By Mark Lynch
The Union of Students in Ireland were forced to cancel the ‘Break the Barriers’ protest in Dublin on October 3rd, due to the weather warning for Hurricane Lorenzo. ‘Break the Barriers’, however, was not a one-day event, but, in fact, a year-long campaign by the USI, launched in September and, despite the cancellation of the protest event in Dublin, the campaign lives on.
NUI Galway Students’ Union President, Clare Austick, explains how it came about, “There is always a main campaign chosen (by the USI) every year, with the main focus being on co-ordinating a national day of action (protest in Dublin). This campaign highlights all the barriers students face when accessing higher-level education. It includes the student contribution charge, which are the fees of €3000, the extortionate rent prices that students are expected to pay for accommodation, and the lack of investment in the sector, meaning essential student support services on campus”.

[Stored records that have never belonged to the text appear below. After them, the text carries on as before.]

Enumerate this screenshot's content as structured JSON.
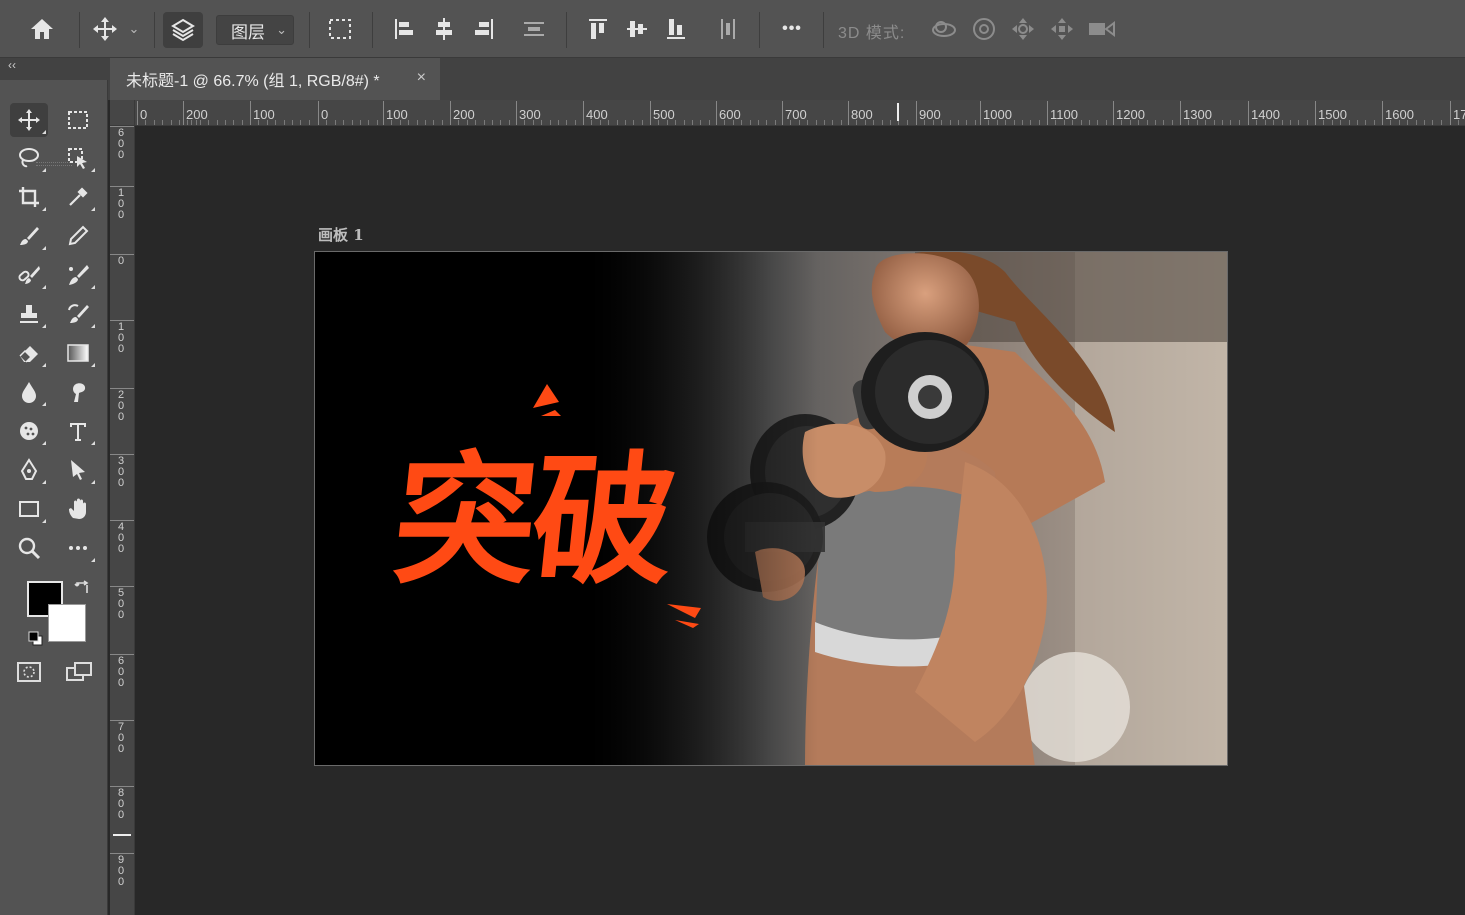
{
  "options_bar": {
    "home_icon": "home-icon",
    "move_tool_icon": "move-arrows-icon",
    "auto_select_icon": "layers-stack-icon",
    "auto_select_target": "图层",
    "mode_3d_label": "3D 模式:",
    "more_label": "•••"
  },
  "document_tab": {
    "title": "未标题-1 @ 66.7% (组 1, RGB/8#) *",
    "close_label": "×"
  },
  "panel_collapse_label": "‹‹",
  "ruler_top_labels": [
    "0",
    "200",
    "100",
    "0",
    "100",
    "200",
    "300",
    "400",
    "500",
    "600",
    "700",
    "800",
    "900",
    "1000",
    "1100",
    "1200",
    "1300",
    "1400",
    "1500",
    "1600",
    "17"
  ],
  "ruler_left_labels": [
    "600",
    "100",
    "0",
    "100",
    "200",
    "300",
    "400",
    "500",
    "600",
    "700",
    "800",
    "900"
  ],
  "artboard": {
    "name": "画板 1",
    "headline": "突破"
  },
  "colors": {
    "accent_text": "#ff4a14",
    "foreground_swatch": "#000000",
    "background_swatch": "#ffffff",
    "app_background": "#282828",
    "panel": "#535353"
  },
  "tools": [
    "move-tool",
    "marquee-tool",
    "lasso-tool",
    "object-select-tool",
    "crop-tool",
    "eyedropper-tool",
    "brush-tool",
    "pencil-tool",
    "healing-brush-tool",
    "mixer-brush-tool",
    "clone-stamp-tool",
    "history-brush-tool",
    "eraser-tool",
    "gradient-tool",
    "blur-tool",
    "smudge-tool",
    "sponge-tool",
    "type-tool",
    "pen-tool",
    "path-select-tool",
    "rectangle-tool",
    "hand-tool",
    "zoom-tool",
    "more-tools"
  ]
}
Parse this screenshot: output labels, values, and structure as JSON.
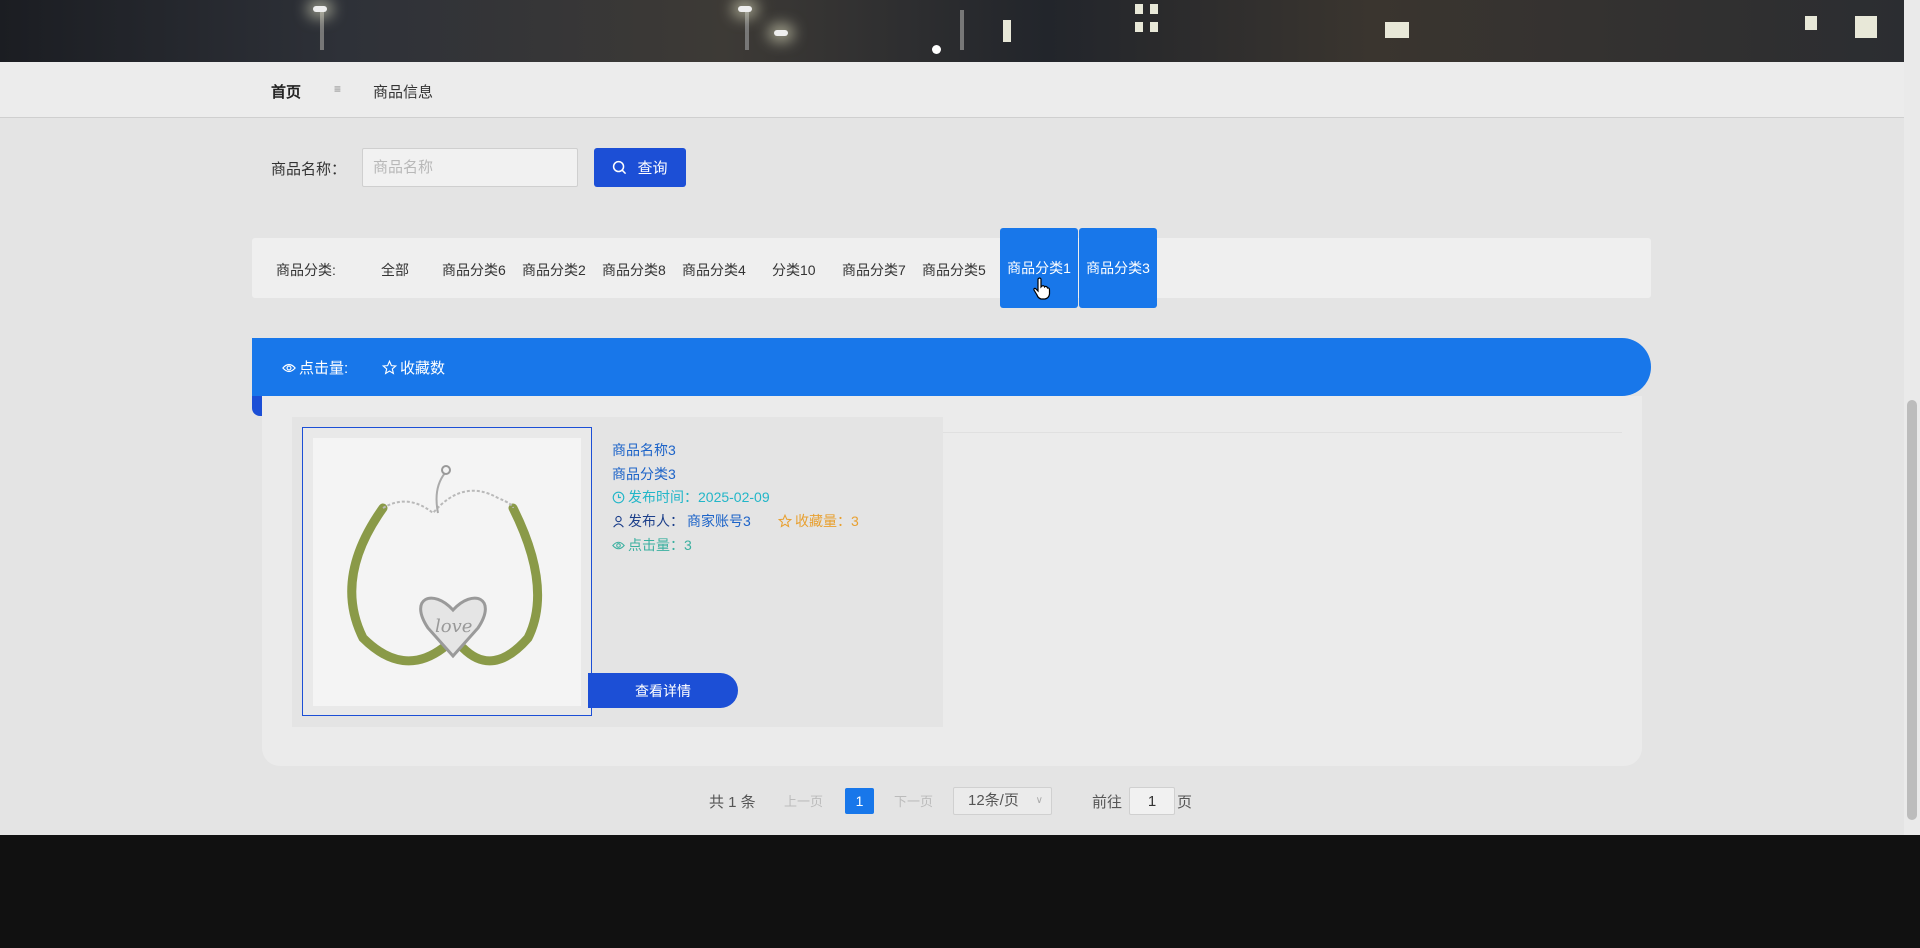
{
  "nav": {
    "home": "首页",
    "separator": "≡",
    "current": "商品信息"
  },
  "search": {
    "label": "商品名称：",
    "placeholder": "商品名称",
    "button": "查询"
  },
  "categories": {
    "label": "商品分类:",
    "items": [
      "全部",
      "商品分类6",
      "商品分类2",
      "商品分类8",
      "商品分类4",
      "分类10",
      "商品分类7",
      "商品分类5"
    ],
    "active": [
      "商品分类1",
      "商品分类3"
    ]
  },
  "sort": {
    "clicks": "点击量:",
    "favorites": "收藏数"
  },
  "product": {
    "name": "商品名称3",
    "category": "商品分类3",
    "publish_time": "发布时间：2025-02-09",
    "publisher_label": "发布人：",
    "publisher": "商家账号3",
    "favorites": "收藏量：3",
    "clicks": "点击量：3",
    "detail_button": "查看详情"
  },
  "pagination": {
    "total": "共 1 条",
    "prev": "上一页",
    "current": "1",
    "next": "下一页",
    "page_size": "12条/页",
    "goto_label": "前往",
    "goto_value": "1",
    "page_suffix": "页"
  },
  "colors": {
    "primary": "#1877ea",
    "primary_dark": "#1c4fd6",
    "time": "#22b6c8",
    "favorites": "#e8a030",
    "clicks": "#3bb0a0",
    "link": "#1c63c8"
  }
}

Ms. Austick also stresses the severity of the situation that students are facing, which, in turn, amplifies the importance of this campaign, “I cannot emphasise how important this campaign is and why students should engage with it. This is about their future and the future of their siblings, cousins and people they know. We currently have the second highest fees in Europe and will have the highest after Brexit. 12 years ago, it cost €800 to attend University. Now, it’s €3000. How is that justified? The SUSI grant hasn’t been increased, yet the cost of living has. Support services on campus, such as the Counselling Service, are completely underfunded across Ireland and the housing crisis is worsening. There has not been any focus or investment into third level education in years, which is why I think this campaign is very appropriate and fitting. The Government needs to focus on education and make it a priority”.
The Students’ Union President also believes it’s time students took their power, and campaigns like this one, seriously. “My fear is that if students don’t speak up and call on the Government to do more, they won’t see it as an issue and will possibly increase the fees 10 years from now. Students should never underestimate the power of their voice. Collectively, we absolutely can make a difference”. She adds, “Students pay huge amounts of money each year to be in University but they definitely are not getting the value for their money (seats not functioning in lecture theatres, no seating on campus, lack of funding into support services, student staff ratio etc)”.
Ms. Austick outlines how to get involved in the fight to ‘Break the Barriers’ to education, “Students can use social media to make their peers aware by using the #BreakTheBarriers, they can write to their local TD’s and be part of the alternative event USI organises”.